Pablo Graiver, co-founder and chief executive officer of Antidote, told Healthline that getting more subjects for clinical trials means treatments will reach sick people more quickly. For example, he said that if 10 percent of cancer patients participated in trials, enrollment times could drop from three to five years to just one year.
“Just imagine the impact that would have on speeding up the time it takes to get effective new treatments to patients,” Graiver said.
As science advances, there will be many more areas of medical research to investigate, such as genetic therapies, Graiver said. “The future of clinical trials is the potential to solve some of the biggest health challenges we face today, including effective treatments for cancer and diseases such as diabetes and Alzheimer’s. We are going to see remarkable advances in the next 10 to 20 years,” he said.

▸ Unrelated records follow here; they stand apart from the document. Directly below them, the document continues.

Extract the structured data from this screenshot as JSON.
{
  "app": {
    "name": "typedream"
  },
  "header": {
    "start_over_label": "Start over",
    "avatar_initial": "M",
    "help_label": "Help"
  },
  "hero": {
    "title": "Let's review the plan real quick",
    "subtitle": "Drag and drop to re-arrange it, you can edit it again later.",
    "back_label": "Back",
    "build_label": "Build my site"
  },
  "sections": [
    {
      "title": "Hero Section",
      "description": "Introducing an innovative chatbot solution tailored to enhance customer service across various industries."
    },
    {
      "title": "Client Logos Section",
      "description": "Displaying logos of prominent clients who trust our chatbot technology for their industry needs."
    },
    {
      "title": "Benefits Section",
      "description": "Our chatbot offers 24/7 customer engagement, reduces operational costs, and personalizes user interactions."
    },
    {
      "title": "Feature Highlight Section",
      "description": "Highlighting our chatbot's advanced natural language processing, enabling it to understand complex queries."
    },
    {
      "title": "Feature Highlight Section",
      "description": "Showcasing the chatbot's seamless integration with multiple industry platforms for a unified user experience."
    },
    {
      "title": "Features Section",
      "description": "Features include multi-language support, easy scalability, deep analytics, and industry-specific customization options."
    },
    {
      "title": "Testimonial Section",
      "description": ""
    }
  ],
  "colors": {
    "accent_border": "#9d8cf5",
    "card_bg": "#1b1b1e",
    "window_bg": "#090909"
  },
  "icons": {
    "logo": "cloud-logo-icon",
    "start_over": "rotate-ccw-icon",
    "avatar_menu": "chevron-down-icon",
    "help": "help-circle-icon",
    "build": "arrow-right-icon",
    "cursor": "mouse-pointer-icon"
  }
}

Because it offers an open platform, Antidote allows any medical research team or biotech or pharmaceutical company to convert their complex trial protocols into a format patients can understand. They can then reach millions of patients at no cost.
Protocols are guidelines that determine who is eligible for a trial and how it will be conducted. Protocols safeguard participants’ health and make sure the benefits of the research outweigh the risks.
Trials aren’t only used to try out new treatments. They can also help doctors come up with better diagnostic tests or a more in-depth understanding of a disease.
Graiver said getting patients into clinical trials is the key to better health for everyone. “The main challenges of clinical trials will remain patient recruitment and regulations,” he said. “We don’t help with the latter but we plan to have a big impact on the former.”